  17. ^ a b Deeg, C.M.; Chow, E.C.T.; Suttle, C.A. (2018). "The kinetoplastid-infecting Bodo saltans virus (BsV), a window into the most abundant giant viruses in the sea". eLife. 7: e33014. doi:10.7554/eLife.33014. PMC 5871332. PMID 29582753.
  18. ^ NCBI Complete genomes: Viruses, look for 'Yellowstone Lake'
  19. ^ Moniruzzaman, Mohammad; LeCleir, Gary R.; Brown, Christopher M.; Gobler, Christopher J.; Bidle, Kay D.; Wilson, William H.; Wilhelm, Steven W. (2014). "Genome of brown tide virus (AaV), the little giant of the Megaviridae, elucidates NCLDV genome expansion and host–virus coevolution". Virology. 466-467: 60–70. doi:10.1016/j.virol.2014.06.031. PMID 25035289.
  20. ^ Schvarcz CR, Steward GF (May 2018). "A giant virus infecting green algae encodes key fermentation genes". Virology. 518: 423–433. doi:10.1016/j.virol.2018.03.010. PMID 29649682. Lay summaryScienceDaily.
  21. ^ Koonin EV, Krupovic M, Yutin N (April 2015). "Evolution of double-stranded DNA viruses of eukaryotes: from bacteriophages to transposons to giant viruses". Ann. N. Y. Acad. Sci. 1341: 10–24, see Figure 3. doi:10.1111/nyas.12728. PMC 4405056. PMID 25727355.
  22. ^ Yutin N, Colson P, Raoult D, Koonin EV (April 2013). "Mimiviridae: clusters of orthologous genes, reconstruction of gene repertoire evolution and proposed expansion of the giant virus family". Virol. J. 10: 106. doi:10.1186/1743-422X-10-106. PMC 3620924. PMID 23557328.
  23. ^ Blog of Carolina Reyes, Kenneth Stedman: Are Phaeocystis globosa viruses (OLPG) and Organic Lake phycodnavirus a part of the Phycodnaviridae or Mimiviridae?, on ResearchGate, Jan. 8, 2016
  24. ^ Maruyama F, Ueki S (2016). "Evolution and Phylogeny of Large DNA Viruses, Mimiviridae and Phycodnaviridae Including Newly Characterized Heterosigma akashiwo Virus". Front Microbiol. 7: 1942. doi:10.3389/fmicb.2016.01942. PMC 5127864. PMID 27965659.

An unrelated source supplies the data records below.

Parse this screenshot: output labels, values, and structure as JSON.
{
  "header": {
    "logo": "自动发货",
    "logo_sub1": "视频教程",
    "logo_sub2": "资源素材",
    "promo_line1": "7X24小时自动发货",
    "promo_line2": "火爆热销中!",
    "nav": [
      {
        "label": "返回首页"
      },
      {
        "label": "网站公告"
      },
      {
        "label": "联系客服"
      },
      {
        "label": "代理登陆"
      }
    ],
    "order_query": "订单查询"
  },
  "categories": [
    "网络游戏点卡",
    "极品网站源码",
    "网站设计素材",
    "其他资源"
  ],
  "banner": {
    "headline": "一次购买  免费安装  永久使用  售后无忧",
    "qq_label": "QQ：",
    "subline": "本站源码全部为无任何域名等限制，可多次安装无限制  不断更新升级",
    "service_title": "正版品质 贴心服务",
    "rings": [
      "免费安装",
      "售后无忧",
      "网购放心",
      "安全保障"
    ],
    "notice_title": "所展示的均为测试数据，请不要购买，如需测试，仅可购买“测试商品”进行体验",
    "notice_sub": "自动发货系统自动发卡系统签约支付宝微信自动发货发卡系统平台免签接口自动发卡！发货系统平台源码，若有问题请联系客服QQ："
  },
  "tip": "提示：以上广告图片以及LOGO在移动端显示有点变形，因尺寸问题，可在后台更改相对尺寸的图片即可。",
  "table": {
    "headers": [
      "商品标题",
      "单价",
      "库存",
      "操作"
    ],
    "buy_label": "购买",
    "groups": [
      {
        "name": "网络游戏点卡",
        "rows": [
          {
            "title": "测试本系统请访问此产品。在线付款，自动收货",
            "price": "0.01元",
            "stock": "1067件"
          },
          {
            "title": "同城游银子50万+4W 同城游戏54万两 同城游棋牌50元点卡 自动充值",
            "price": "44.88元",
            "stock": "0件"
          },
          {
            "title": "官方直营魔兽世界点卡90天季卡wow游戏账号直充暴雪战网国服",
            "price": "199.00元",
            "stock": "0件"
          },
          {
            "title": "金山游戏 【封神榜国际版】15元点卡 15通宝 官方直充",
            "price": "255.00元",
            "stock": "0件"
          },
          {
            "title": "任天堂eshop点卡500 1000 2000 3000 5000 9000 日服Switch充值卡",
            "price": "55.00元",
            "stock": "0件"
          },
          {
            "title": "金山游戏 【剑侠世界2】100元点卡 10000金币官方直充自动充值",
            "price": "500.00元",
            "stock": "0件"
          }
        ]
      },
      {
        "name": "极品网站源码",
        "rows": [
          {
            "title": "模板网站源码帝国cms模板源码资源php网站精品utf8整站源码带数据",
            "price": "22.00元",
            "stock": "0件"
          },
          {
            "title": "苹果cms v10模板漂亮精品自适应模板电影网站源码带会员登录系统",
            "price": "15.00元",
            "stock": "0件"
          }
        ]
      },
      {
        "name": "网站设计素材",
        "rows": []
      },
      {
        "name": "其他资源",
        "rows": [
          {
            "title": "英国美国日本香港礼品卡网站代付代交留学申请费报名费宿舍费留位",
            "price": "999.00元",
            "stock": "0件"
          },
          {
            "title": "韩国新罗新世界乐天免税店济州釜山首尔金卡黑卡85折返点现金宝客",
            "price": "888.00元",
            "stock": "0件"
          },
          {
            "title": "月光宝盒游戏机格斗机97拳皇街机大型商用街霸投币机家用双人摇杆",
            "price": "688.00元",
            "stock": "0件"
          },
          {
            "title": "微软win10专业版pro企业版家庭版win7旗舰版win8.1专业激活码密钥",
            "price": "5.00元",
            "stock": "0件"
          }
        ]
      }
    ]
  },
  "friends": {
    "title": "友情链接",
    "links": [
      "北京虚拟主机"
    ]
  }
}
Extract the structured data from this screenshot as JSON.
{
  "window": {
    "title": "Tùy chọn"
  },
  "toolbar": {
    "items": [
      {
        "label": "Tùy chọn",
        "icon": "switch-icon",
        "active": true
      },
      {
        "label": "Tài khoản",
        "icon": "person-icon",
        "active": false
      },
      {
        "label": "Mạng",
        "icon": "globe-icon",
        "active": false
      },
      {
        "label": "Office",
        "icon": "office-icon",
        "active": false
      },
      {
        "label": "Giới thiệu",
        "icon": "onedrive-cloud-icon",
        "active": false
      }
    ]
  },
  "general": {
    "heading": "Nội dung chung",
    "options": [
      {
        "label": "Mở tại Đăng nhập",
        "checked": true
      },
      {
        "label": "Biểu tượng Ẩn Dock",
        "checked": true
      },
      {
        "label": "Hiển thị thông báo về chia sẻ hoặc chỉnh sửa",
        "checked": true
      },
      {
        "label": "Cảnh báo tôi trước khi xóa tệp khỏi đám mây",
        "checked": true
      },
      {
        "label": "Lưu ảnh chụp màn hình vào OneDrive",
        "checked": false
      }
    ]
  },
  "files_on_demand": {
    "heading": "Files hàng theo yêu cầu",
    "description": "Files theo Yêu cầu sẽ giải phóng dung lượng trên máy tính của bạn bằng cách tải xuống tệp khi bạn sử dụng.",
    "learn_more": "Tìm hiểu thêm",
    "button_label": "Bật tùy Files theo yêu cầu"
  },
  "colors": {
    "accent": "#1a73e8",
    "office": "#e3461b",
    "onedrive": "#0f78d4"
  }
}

  25. ^ Ghedin E, Claverie JM (August 2005). "Mimivirus relatives in the Sargasso sea". Virol. J. 2: 62. doi:10.1186/1743-422X-2-62. PMC 1215527. PMID 16105173.
  26. ^ Monier A, Claverie JM, Ogata H (2008). "Taxonomic distribution of large DNA viruses in the sea". Genome Biol. 9 (7): R106. doi:10.1186/gb-2008-9-7-r106. PMC 2530865. PMID 18598358.
  27. ^ Saadi H, Pagnier I, Colson P, Cherif JK, Beji M, Boughalmi M, Azza S, Armstrong N, Robert C, Fournous G, La Scola B, Raoult D (August 2013). "First isolation of Mimivirus in a patient with pneumonia". Clin. Infect. Dis. 57 (4): e127–34. doi:10.1093/cid/cit354. PMID 23709652.
  28. ^ Yoosuf N, Pagnier I, Fournous G, Robert C, La Scola B, Raoult D, Colson P (April 2014). "Complete genome sequence of Courdo11 virus, a member of the family Mimiviridae". Virus Genes. 48 (2): 218–23. doi:10.1007/s11262-013-1016-x. PMID 24293219.
  29. ^ Shah, N.; Hulsmeier, A. J.; Hochhold, N.; Neidhart, M.; Gay, S.; Hennet, T. (2013). "Exposure to Mimivirus Collagen Promotes Arthritis". Journal of Virology. 88 (2): 838–45. doi:10.1128/JVI.03141-13. PMC 3911627. PMID 24173233.

External links[edit]